TASK OBJECTIVE —
Wherever a line below holds the word "Cultural", copy that line.

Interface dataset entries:
■ ■ ■

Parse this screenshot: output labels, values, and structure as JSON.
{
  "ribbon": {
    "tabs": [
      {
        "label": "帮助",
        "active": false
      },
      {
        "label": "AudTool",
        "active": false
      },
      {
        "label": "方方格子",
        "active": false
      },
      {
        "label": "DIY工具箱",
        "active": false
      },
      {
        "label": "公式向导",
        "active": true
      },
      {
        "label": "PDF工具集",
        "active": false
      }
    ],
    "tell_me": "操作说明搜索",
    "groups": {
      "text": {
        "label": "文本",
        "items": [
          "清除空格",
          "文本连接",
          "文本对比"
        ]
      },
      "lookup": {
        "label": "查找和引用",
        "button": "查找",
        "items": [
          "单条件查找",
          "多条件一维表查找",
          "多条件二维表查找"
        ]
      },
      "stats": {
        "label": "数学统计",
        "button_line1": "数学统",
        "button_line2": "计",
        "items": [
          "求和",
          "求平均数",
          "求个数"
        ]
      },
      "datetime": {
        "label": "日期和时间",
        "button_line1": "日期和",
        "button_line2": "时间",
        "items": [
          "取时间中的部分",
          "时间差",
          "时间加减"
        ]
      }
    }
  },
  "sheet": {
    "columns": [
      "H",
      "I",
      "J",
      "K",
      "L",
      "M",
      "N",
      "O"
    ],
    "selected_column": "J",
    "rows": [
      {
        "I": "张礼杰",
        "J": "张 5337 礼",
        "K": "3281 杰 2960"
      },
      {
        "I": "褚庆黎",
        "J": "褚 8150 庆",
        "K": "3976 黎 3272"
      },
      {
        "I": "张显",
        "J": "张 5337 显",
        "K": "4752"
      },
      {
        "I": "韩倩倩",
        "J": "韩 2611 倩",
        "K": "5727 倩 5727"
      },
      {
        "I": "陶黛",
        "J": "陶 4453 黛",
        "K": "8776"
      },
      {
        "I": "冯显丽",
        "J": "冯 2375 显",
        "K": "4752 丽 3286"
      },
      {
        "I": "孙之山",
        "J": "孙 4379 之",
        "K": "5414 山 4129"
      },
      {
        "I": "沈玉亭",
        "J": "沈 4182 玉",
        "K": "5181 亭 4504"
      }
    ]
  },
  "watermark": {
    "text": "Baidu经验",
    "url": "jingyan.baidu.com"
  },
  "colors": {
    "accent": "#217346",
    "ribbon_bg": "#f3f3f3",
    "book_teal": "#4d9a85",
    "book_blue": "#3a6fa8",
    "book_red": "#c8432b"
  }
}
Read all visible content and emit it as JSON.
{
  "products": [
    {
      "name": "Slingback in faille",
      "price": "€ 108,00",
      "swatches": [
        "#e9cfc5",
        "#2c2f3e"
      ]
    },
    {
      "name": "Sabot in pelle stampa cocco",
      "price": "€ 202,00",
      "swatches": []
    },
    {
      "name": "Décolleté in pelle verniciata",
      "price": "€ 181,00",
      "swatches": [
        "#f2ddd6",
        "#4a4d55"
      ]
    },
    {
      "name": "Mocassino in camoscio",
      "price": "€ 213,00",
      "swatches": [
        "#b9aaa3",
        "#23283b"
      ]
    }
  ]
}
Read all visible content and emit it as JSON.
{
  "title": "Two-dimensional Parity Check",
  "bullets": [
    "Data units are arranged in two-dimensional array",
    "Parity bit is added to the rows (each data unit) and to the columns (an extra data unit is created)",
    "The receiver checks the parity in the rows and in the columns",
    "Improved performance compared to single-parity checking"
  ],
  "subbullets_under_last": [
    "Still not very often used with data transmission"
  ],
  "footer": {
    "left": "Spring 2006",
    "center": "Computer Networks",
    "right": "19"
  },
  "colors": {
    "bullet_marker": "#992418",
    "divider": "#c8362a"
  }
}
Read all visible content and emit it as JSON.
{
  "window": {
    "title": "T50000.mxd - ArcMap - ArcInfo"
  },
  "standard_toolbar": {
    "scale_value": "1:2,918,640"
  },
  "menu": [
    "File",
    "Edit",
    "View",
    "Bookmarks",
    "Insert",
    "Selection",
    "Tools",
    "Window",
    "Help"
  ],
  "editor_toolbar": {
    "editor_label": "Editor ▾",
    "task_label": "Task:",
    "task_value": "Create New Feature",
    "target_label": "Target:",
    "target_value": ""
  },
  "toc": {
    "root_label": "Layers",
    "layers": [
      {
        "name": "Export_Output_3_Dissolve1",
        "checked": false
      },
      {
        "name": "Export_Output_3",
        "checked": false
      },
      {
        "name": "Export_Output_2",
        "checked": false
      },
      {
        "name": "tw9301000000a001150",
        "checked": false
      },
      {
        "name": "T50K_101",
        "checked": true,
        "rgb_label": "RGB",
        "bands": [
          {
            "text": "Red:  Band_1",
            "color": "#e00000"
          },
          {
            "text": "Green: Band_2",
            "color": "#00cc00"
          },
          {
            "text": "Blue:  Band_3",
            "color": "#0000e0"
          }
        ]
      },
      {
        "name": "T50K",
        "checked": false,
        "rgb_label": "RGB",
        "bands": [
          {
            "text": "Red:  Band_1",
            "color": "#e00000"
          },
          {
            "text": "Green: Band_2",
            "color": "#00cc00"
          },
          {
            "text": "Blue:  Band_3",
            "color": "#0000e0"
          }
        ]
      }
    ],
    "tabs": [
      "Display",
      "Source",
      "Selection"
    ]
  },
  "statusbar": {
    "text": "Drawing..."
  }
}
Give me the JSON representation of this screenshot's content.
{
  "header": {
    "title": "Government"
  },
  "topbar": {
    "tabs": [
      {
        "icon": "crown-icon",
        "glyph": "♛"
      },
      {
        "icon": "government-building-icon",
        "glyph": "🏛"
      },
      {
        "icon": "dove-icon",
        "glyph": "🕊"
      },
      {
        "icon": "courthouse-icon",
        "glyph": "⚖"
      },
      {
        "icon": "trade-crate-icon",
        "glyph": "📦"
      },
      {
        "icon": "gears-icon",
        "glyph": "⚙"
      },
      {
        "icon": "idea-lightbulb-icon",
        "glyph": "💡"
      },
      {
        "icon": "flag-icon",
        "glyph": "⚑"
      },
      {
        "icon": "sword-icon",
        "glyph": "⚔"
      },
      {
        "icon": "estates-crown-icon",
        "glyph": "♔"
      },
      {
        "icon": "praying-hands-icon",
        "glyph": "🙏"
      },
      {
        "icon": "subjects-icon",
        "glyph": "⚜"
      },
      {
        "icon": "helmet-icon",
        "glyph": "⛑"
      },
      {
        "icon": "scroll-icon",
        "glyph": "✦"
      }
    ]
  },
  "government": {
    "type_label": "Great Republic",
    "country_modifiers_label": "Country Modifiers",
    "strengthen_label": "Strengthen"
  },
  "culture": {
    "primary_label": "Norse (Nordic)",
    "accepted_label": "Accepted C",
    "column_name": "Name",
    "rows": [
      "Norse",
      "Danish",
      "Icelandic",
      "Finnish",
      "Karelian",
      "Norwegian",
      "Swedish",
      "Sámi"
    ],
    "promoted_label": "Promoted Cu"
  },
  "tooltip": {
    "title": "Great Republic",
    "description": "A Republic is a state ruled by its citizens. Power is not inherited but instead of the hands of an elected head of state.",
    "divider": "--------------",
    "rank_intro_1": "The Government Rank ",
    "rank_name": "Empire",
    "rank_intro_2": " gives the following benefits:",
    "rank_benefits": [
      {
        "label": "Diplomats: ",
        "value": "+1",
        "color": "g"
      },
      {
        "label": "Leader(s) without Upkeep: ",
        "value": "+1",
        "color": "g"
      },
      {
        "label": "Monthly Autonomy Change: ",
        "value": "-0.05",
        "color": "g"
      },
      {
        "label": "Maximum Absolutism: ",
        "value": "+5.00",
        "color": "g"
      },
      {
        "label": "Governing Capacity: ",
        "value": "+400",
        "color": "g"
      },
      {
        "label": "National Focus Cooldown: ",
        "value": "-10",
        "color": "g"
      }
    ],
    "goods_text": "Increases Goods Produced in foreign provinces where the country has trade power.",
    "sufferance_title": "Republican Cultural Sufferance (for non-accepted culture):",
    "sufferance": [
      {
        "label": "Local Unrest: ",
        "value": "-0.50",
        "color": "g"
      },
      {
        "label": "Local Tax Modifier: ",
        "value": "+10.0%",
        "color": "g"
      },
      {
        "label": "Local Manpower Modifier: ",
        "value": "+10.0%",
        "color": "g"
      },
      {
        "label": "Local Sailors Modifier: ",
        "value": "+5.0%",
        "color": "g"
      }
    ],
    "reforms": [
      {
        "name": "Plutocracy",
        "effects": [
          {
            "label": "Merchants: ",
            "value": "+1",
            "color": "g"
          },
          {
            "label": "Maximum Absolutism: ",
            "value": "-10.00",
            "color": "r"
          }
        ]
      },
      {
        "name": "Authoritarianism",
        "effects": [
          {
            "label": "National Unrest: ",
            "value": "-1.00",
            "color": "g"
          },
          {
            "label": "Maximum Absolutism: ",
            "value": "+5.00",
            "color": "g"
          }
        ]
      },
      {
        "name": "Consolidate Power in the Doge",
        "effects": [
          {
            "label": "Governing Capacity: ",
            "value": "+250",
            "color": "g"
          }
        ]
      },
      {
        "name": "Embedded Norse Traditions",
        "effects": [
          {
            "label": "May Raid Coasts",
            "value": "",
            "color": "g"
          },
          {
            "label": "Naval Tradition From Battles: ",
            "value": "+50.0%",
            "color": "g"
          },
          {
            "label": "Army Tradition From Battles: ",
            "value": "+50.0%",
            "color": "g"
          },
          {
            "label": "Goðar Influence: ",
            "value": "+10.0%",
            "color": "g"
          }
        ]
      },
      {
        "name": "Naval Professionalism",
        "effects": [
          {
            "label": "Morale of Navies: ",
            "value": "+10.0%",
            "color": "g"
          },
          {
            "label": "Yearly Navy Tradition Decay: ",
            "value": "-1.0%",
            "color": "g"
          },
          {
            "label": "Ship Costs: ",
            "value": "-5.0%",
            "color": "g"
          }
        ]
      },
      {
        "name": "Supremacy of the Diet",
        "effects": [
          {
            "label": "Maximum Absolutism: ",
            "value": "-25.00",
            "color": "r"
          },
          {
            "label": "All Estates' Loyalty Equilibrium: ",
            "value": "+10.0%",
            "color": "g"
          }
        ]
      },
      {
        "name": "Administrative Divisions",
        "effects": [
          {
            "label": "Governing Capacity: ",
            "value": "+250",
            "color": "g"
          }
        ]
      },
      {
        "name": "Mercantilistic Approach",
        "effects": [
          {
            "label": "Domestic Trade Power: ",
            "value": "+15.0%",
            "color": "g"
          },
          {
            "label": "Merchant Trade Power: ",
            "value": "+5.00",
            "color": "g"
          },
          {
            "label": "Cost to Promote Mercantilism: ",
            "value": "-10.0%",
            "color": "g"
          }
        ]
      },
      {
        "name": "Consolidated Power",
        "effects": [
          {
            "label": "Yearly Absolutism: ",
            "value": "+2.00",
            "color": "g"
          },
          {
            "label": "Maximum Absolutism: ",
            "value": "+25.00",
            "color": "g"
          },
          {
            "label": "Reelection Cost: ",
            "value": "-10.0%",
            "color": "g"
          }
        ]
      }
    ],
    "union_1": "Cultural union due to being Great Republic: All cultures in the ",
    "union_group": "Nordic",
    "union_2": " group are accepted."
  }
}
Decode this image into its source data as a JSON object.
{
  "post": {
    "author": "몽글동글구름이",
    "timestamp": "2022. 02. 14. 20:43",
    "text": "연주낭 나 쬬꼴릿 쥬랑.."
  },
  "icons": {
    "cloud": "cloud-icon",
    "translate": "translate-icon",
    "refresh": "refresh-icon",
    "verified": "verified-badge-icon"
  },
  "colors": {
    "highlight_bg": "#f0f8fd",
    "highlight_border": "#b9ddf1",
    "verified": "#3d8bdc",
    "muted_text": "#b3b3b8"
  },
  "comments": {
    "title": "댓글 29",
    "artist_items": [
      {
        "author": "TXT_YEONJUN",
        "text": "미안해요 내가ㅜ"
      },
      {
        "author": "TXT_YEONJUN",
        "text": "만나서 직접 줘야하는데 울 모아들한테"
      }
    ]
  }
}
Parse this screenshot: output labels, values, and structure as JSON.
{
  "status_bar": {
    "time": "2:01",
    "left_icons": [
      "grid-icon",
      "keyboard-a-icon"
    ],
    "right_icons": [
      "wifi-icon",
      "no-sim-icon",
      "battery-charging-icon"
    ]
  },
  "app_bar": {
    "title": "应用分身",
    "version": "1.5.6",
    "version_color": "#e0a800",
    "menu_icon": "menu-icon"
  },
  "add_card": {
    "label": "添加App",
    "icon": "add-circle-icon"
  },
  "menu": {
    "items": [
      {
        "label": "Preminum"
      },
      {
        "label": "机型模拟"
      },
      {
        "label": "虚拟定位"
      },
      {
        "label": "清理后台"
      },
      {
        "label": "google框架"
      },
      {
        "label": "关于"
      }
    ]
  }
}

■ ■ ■

ANSWER BELOW —
    "sufferance_title": "Republican Cultural Sufferance (for non-accepted culture):",
    "union_1": "Cultural union due to being Great Republic: All cultures in the ",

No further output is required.